- _Task_
A word-for-word copy of the entries is the only acceptable reply.

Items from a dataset
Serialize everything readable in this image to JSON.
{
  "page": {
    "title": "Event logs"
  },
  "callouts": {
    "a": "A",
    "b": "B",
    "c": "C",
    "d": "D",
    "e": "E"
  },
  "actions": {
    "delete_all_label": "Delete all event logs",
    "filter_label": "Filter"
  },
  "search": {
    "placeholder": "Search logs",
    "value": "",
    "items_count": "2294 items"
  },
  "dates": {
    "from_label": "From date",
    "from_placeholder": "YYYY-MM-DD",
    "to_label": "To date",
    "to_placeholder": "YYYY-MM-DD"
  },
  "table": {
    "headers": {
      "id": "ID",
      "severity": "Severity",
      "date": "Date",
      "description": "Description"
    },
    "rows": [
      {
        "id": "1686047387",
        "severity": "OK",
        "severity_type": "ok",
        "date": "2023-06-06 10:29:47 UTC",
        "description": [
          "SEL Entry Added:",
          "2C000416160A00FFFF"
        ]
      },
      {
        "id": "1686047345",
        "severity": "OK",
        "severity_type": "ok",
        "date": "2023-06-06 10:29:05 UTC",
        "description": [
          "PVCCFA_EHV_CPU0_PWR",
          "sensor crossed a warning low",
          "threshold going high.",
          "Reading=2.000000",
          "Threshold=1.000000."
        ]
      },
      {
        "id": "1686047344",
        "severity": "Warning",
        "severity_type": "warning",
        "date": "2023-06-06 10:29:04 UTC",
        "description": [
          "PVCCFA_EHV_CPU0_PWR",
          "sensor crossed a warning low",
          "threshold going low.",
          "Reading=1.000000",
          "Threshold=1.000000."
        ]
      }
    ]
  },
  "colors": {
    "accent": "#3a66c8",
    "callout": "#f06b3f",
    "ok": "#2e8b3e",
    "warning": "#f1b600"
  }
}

- _Worked solution_
Serialize everything readable in this image to JSON.
{
  "page": {
    "title": "Event logs"
  },
  "callouts": {
    "a": "A",
    "b": "B",
    "c": "C",
    "d": "D",
    "e": "E"
  },
  "actions": {
    "delete_all_label": "Delete all event logs",
    "filter_label": "Filter"
  },
  "search": {
    "placeholder": "Search logs",
    "value": "",
    "items_count": "2294 items"
  },
  "dates": {
    "from_label": "From date",
    "from_placeholder": "YYYY-MM-DD",
    "to_label": "To date",
    "to_placeholder": "YYYY-MM-DD"
  },
  "table": {
    "headers": {
      "id": "ID",
      "severity": "Severity",
      "date": "Date",
      "description": "Description"
    },
    "rows": [
      {
        "id": "1686047387",
        "severity": "OK",
        "severity_type": "ok",
        "date": "2023-06-06 10:29:47 UTC",
        "description": [
          "SEL Entry Added:",
          "2C000416160A00FFFF"
        ]
      },
      {
        "id": "1686047345",
        "severity": "OK",
        "severity_type": "ok",
        "date": "2023-06-06 10:29:05 UTC",
        "description": [
          "PVCCFA_EHV_CPU0_PWR",
          "sensor crossed a warning low",
          "threshold going high.",
          "Reading=2.000000",
          "Threshold=1.000000."
        ]
      },
      {
        "id": "1686047344",
        "severity": "Warning",
        "severity_type": "warning",
        "date": "2023-06-06 10:29:04 UTC",
        "description": [
          "PVCCFA_EHV_CPU0_PWR",
          "sensor crossed a warning low",
          "threshold going low.",
          "Reading=1.000000",
          "Threshold=1.000000."
        ]
      }
    ]
  },
  "colors": {
    "accent": "#3a66c8",
    "callout": "#f06b3f",
    "ok": "#2e8b3e",
    "warning": "#f1b600"
  }
}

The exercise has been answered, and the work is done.